We have seen Zillow Zestimates bounce around all over the place since the Great Recession and even until today. Numbers would be too high or too low, regardless of inventory levels, school districts, home condition, the intricacies of neighborhood desirability, population growth, etc. We’ve bought and sold houses above and below the Zestimate, so we don’t really look at it as a “real number.”
In reality, anybody trying to buy any home utilizing Zillow throughout the downturn would be misinformed. Now that rates are recovering with all the pent-up need, low rates, estimates are declining. Go figure! There is a major lag and volatility in their estimates.
Zillow’s best use is for trying to find out exactly what the seller paid when. Their Zestimates and Rent Zestimates provide ball park figures, but they are just one of many considerations one should take prior to setting a price.
The Greatest Problem With Zillow
The most significant problem with the property industry is the absolutely absurd 5-6% selling fee the house owner needs to pay the real estate representative.
If it costs $10,000 to offer a $200,000 house, does it really cost $40,000 to offer an $800,0000 home based on a 5% selling commission?! One might argue that it may take more effort to sell the $200,000 home, because it is most likely in a less preferable, or lower need area. Think of if you owned a $2 million house, which is quite normal in places such as San Francisco and New York City.
Are house owners truly anticipated to pay a massive $100,000 to offer their house? This is entirely ludicrous and something that companies like Zillow, Trulia, and Redfin should have repaired. However they haven’t. Why is this?
The factor is easy. Zillow is in cahoots with the realty industry. They obtain ad income from real estate business and agents who want to use Zillow’s platform to broadcast their services and houses for sale.
74% of Zillow’s income comes from charges representatives pay for customer leads and house leads, 8% originates from charges banks spend for mortgage leads, and 18% comes from marketing based upon their newest earnings results. As an outcome, Zillow goes soft on the fight to lower selling costs for sellers, which eventually develops higher rates for buyers.
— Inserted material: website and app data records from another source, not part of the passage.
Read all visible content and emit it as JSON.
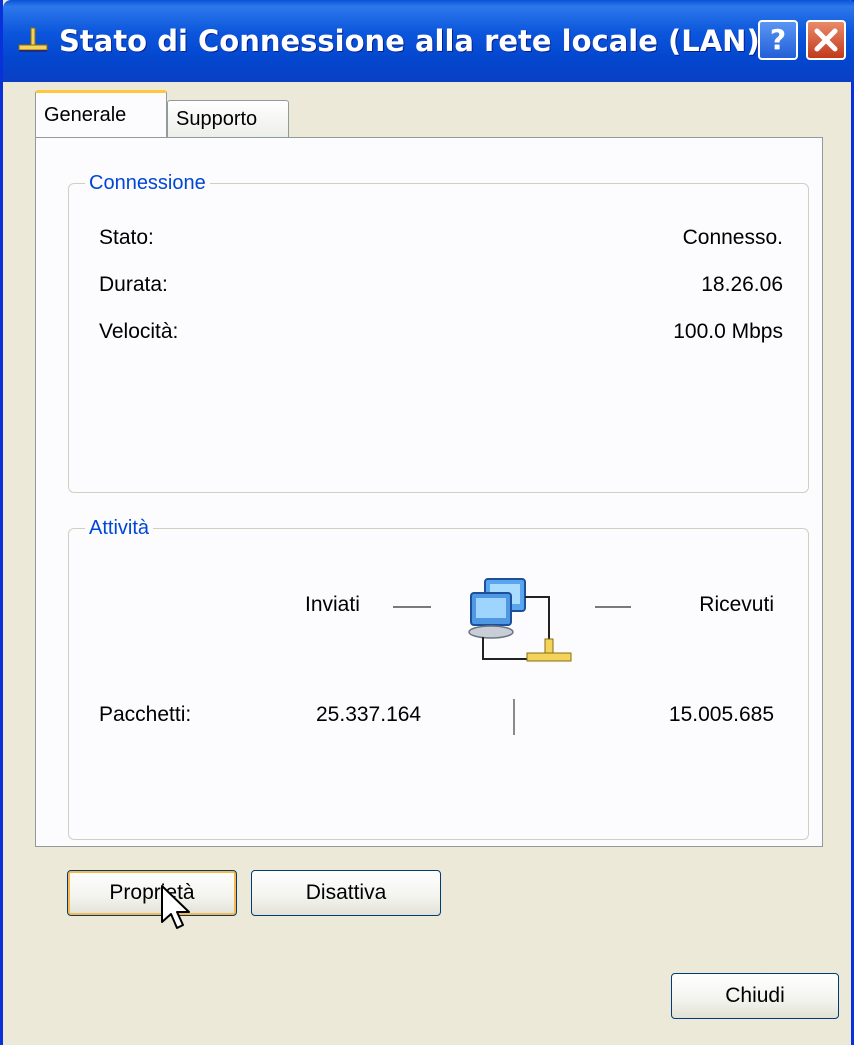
{
  "window": {
    "title": "Stato di Connessione alla rete locale (LAN)",
    "help_label": "?",
    "title_icon": "network-connection-icon"
  },
  "tabs": [
    {
      "label": "Generale",
      "active": true
    },
    {
      "label": "Supporto",
      "active": false
    }
  ],
  "connection": {
    "legend": "Connessione",
    "rows": [
      {
        "label": "Stato:",
        "value": "Connesso."
      },
      {
        "label": "Durata:",
        "value": "18.26.06"
      },
      {
        "label": "Velocità:",
        "value": "100.0 Mbps"
      }
    ]
  },
  "activity": {
    "legend": "Attività",
    "sent_label": "Inviati",
    "received_label": "Ricevuti",
    "packets_label": "Pacchetti:",
    "packets_sent": "25.337.164",
    "packets_received": "15.005.685",
    "icon": "network-computers-icon"
  },
  "buttons": {
    "properties": "Proprietà",
    "disable": "Disattiva",
    "close": "Chiudi"
  },
  "colors": {
    "titlebar": "#0a53d8",
    "group_label": "#0046d5",
    "focus_ring": "#f9b94a",
    "close_button": "#c13a1c"
  }
}
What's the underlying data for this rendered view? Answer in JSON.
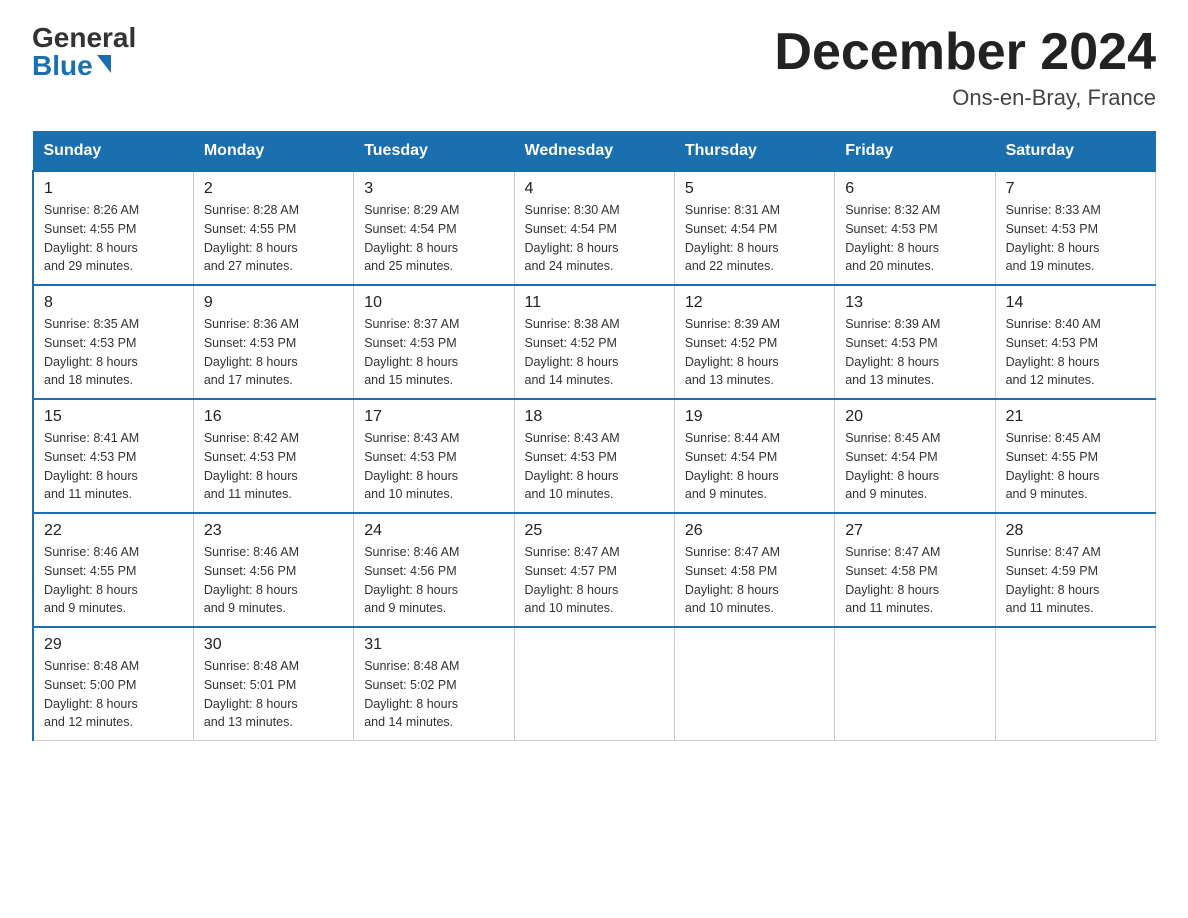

One of the biggest reasons houses stay illiquid and turnover remains low is transaction costs. If it just cost $10 bucks to sell your home, you ‘d probably be more happy to sell. But if it costs $50,000, you’ll think twice and may be stuck and lose cash because of it. If the industry can drop down to a fixed charge model, or a scaling percentage charge which decreases as the price of your house goes up, that would go a long way into assisting the industry leave its funk. The barriers to selling is just too expensive.